Oh, I loved this sweet story about Ivan, and Stella, and Bob, and Ruby. I love imagining the inner workings and understanding of animals, and I love elephants, so this was a perfect fit for me. Also, if you’ve ever watched and cried over an “unlikely animal friendship” video or picture or story, this one is for you. Can’t wait to share this darling tale with my boys and talk about what it means to be brave, the ways we communicate, and whose job it is to take care of the least of these. So much good stuff in here.
Little Women by Louisa May Alcott
This classic novel feels to me like the original family drama. It deftly examines the themes of sisterhood and friendship and first love and marriage and parenting and gender roles and feminism, all while being super readable and full of sweet and tearful moments. So glad to have taken the time to listen to it (not totally sure if this is a re-read or not: either way I’m happy to have made time for it). The March sisters: Meg, Jo, Beth, and Amy each win your heart in their own ways. The audio narration was great.

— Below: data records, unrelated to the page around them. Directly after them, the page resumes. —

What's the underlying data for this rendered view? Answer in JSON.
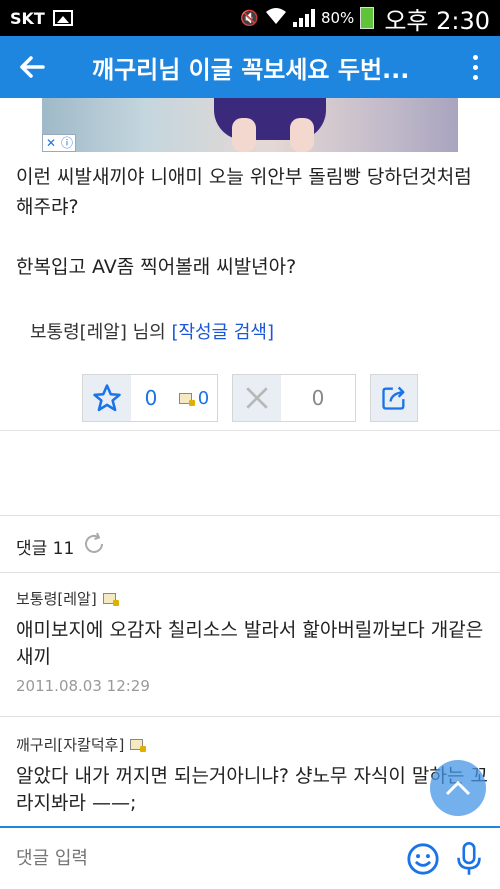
{
  "status": {
    "carrier": "SKT",
    "battery": "80%",
    "time": "오후 2:30"
  },
  "header": {
    "title": "깨구리님 이글 꼭보세요 두번..."
  },
  "article": {
    "paragraphs": [
      "이런 씨발새끼야 니애미 오늘 위안부 돌림빵 당하던것처럼 해주랴?",
      "한복입고 AV좀 찍어볼래 씨발년아?"
    ],
    "author_name": "보통령[레알]",
    "author_suffix": " 님의 ",
    "search_link": "[작성글 검색]"
  },
  "votes": {
    "like_count": "0",
    "lock_count": "0",
    "dislike_count": "0"
  },
  "comments_header": {
    "label": "댓글 11"
  },
  "comments": [
    {
      "author": "보통령[레알]",
      "text": "애미보지에 오감자 칠리소스 발라서 핥아버릴까보다 개같은새끼",
      "date": "2011.08.03 12:29"
    },
    {
      "author": "깨구리[자칼덕후]",
      "text": "알았다 내가 꺼지면 되는거아니냐? 샹노무 자식이 말하는 꼬라지봐라 ——;"
    }
  ],
  "input": {
    "placeholder": "댓글 입력"
  }
}
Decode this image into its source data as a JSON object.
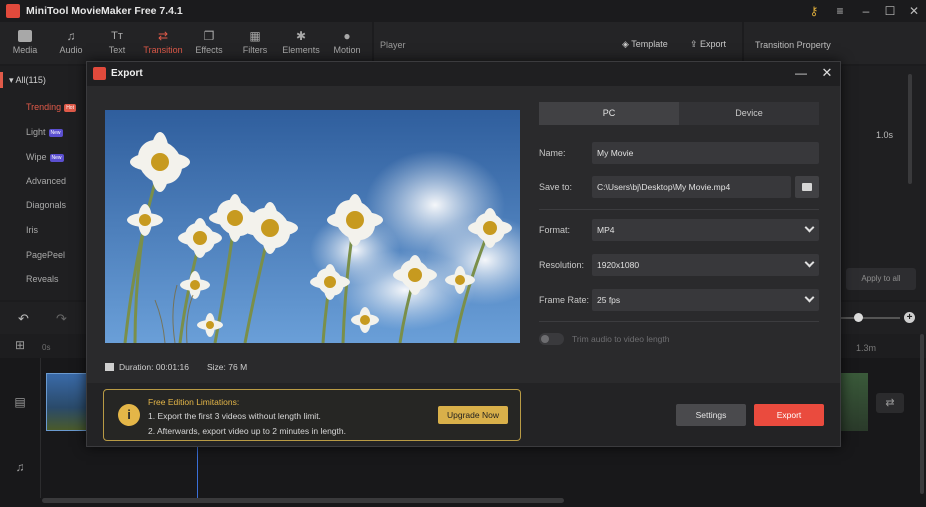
{
  "app": {
    "title": "MiniTool MovieMaker Free 7.4.1"
  },
  "toolbar": {
    "items": [
      {
        "label": "Media"
      },
      {
        "label": "Audio"
      },
      {
        "label": "Text"
      },
      {
        "label": "Transition"
      },
      {
        "label": "Effects"
      },
      {
        "label": "Filters"
      },
      {
        "label": "Elements"
      },
      {
        "label": "Motion"
      }
    ]
  },
  "player": {
    "label": "Player",
    "template_label": "Template",
    "export_label": "Export"
  },
  "properties": {
    "label": "Transition Property",
    "duration": "1.0s",
    "apply_label": "Apply to all"
  },
  "library": {
    "all_label": "All(115)",
    "categories": [
      {
        "label": "Trending",
        "badge": "Hot"
      },
      {
        "label": "Light",
        "badge": "New"
      },
      {
        "label": "Wipe",
        "badge": "New"
      },
      {
        "label": "Advanced"
      },
      {
        "label": "Diagonals"
      },
      {
        "label": "Iris"
      },
      {
        "label": "PagePeel"
      },
      {
        "label": "Reveals"
      }
    ]
  },
  "timeline": {
    "start": "0s",
    "mark": "1.3m"
  },
  "dialog": {
    "title": "Export",
    "tabs": {
      "pc": "PC",
      "device": "Device"
    },
    "name_label": "Name:",
    "name_value": "My Movie",
    "save_label": "Save to:",
    "save_value": "C:\\Users\\bj\\Desktop\\My Movie.mp4",
    "format_label": "Format:",
    "format_value": "MP4",
    "resolution_label": "Resolution:",
    "resolution_value": "1920x1080",
    "framerate_label": "Frame Rate:",
    "framerate_value": "25 fps",
    "trim_label": "Trim audio to video length",
    "duration_text": "Duration:  00:01:16",
    "size_text": "Size:  76 M",
    "limits_title": "Free Edition Limitations:",
    "limits_line1": "1. Export the first 3 videos without length limit.",
    "limits_line2": "2. Afterwards, export video up to 2 minutes in length.",
    "upgrade_label": "Upgrade Now",
    "settings_label": "Settings",
    "export_label": "Export"
  },
  "colors": {
    "accent": "#e05a49",
    "export": "#ea4b3e",
    "upgrade": "#d9b04a"
  }
}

Present Over Perfect by Shauna Niequist
I think it’s possible that, by reading bread and wine first, I’ve ruined myself forever for Shauna Niequist. This collection of essays was lovely enough. And the side of my completed book still has a few book darts stuck in it for the ones I want to come back to later, but not as many as I was expecting based on the way I had heard about this book and the praise it is garnering. Regardless, I am happy to have read it and I’m glad to be working through the videos and study guide online.